EPA Tightens Restrictions on Fine Particulate Matter: What You Need to Know



The Environmental Protection Agency (EPA) recently announced a significant change to its air quality standards, lowering the National Ambient Air Quality Standard (NAAQS) for fine particulate matter (PM2.5) from 12 micrograms per cubic meter (µg/m3) to 9 µg/m3. While this may seem like a minor shift, it could have a substantial impact on public health. To understand the significance of this change, it’s important to know what PM2.5 is and how it affects our health.

What Is Fine Particulate Matter?

Fine particulate matter, also known as PM2.5, refers to tiny particles 2.5 micrometers or less in diameter. PM2.5 is a complex mixture of tiny particles of dust, dirt, soot, or smoke that comes from various sources including vehicle emissions, industrial facilities, wildfires, and construction sites. These microscopic particles are about 30 times smaller than the diameter of a human hair, which allows them to bypass our bodies’ natural defenses and lodge deep in the lungs and even the bloodstream. Studies show that people exposed to PM2.5 are at increased risk for health conditions including cardiac arrhythmias, heart attacks, asthma attacks, and bronchitis. PM2.5 contributes to millions of premature deaths each year and may help airborne viruses such as SARS-CoV-2 travel further. There is also evidence suggesting that chronic, long-term exposure to PM2.5 is correlated with cognitive decline and dementia.

New Guidelines from the EPA

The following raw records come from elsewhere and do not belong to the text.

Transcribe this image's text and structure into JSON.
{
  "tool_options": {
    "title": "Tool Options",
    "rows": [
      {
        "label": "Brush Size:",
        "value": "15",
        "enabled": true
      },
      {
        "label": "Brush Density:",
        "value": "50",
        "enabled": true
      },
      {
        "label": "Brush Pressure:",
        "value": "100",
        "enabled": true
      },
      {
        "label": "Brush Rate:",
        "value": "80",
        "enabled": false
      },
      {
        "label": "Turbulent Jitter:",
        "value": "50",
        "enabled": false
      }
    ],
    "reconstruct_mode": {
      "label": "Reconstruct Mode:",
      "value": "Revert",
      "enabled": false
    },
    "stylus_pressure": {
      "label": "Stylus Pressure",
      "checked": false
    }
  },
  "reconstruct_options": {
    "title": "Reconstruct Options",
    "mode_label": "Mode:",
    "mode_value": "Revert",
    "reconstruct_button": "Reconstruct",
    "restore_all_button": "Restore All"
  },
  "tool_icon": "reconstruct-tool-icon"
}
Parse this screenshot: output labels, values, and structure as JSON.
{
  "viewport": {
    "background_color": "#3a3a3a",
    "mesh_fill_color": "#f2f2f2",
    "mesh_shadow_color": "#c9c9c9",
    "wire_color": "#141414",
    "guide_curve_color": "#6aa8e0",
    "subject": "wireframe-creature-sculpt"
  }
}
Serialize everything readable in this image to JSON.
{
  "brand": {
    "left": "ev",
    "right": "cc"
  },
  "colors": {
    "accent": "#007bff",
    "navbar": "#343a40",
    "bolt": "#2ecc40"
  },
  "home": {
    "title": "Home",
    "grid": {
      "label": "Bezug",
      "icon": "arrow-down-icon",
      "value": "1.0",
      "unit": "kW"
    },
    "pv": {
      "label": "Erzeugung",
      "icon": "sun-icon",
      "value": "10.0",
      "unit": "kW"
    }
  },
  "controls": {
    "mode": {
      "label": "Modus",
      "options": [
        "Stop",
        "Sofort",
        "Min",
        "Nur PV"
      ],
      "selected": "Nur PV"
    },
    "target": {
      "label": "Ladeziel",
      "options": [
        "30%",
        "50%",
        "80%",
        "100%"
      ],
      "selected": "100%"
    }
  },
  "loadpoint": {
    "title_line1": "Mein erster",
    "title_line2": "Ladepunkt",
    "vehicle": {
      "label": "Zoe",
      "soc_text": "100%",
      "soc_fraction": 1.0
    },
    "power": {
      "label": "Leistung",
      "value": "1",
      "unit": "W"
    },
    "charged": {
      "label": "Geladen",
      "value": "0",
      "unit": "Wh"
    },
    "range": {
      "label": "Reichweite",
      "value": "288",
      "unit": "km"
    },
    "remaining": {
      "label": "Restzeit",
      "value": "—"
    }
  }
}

The Clean Air Act Amendments of 1970 authorized the EPA to establish National Ambient Air Quality Standards (NAAQS) with the intention of protecting public health by regulating air quality and hazardous emissions. In other words, the EPA sets limits on how much exposure to particulate matter (in addition to five other “principal pollutants”) is safe to breathe in. Earlier this spring, the EPA published an update to the NAAQs relating to PM2.5, the first update to its standards since 2012. The new standards lower the annual allowable limit from 12 µg/m3 to 9 µg/m3. This shift is a direct response to the growing body of evidence that the current standard was falling short of protecting public health. The daily 24-hour standard remains unchanged since 2006 at 35 µg/m3.

The EPA predicts that by 2032, benefits of the new standard will include “4,500 avoided premature deaths, 800,000 avoided cases of asthma symptoms, and 290,000 avoided lost workdays” with a net benefit as high as $46 billion.

States will now embark on a multi-year process to assess air quality in their counties and designate them as meeting (attainment) or not meeting (non-attainment) the new annual standard. This process involves reviewing existing data and potentially collecting new air quality monitoring data. States will need to submit revised State Implementation Plans to the EPA, demonstrating how they'll enforce the new standard and bring non-attainment areas into compliance. We can also expect to see new state regulations to implement the stricter PM2.5 limits, as areas designated as non-attainment will be subject to stricter permitting requirements for facilities that emit particulate matter.

The new standards are a wake-up call, but implementation takes time and enforcement even longer. While states ramp up their efforts to implement the new standards, exposure to PM2.5 remains a risk for a large proportion of the population. Health risks will continue, especially in communities near industrial polluters. It’s also worth noting that the World Health Organization (WHO) recommends annual concentrations of PM2.5 not exceed 5 μg/m3 – so, while the EPA’s updated guidelines are a step in the right direction, they may still fall short of significantly curbing particulate matter exposure to a safe level.

Taking Action to Protect Yourself

The EPA’s new guidelines signal a sea change in air quality public policy, but waiting for state and federal government enforcement of the new standards could take years. In the meantime, daily exposure to PM2.5, even at lower concentrations, comes with health risks so minimizing exposure remains paramount. What can we as individuals do to protect ourself against fine particulate matter? Controlling particulate matter at the source (i.e., reducing fireplace use, which can contribute 80-90% of elevated PM2.5) and improving ventilation indoors will go a long way, but aren’t always feasible. You can also:

  • Stay informed about air quality conditions in your area; many government and even weather websites provide live air quality data
  • Limit outdoor activity when PM2.5 levels spike
  • Advocate for clean air policies at the local and national level
  • Invest in an air purifier for your home, especially one that targets PM2.5 with true HEPA filters (MERV 17 or higher)

ActivePure has several purifiers that pair HEPA filtration with our patented ActivePure Technology. This combination of active purification and passive HEPA filtration addresses a myriad of air quality issues including viruses and other pathogens, harmful VOC gases, and wildfire smoke particulates.

At ActivePure, we're passionate about clean air. Our science-backed technology is proven to reduce airborne junk, including PM2.5. ActivePure Disinfection and Air Purification Systems use a powerful combo of technologies to zap viruses, bacteria, mold, and other nasty indoor air pollutants.

Worried about fine particulate matter messing with your health? Contact an ActivePure air quality expert today to learn more about protecting your home or business against PM2.5.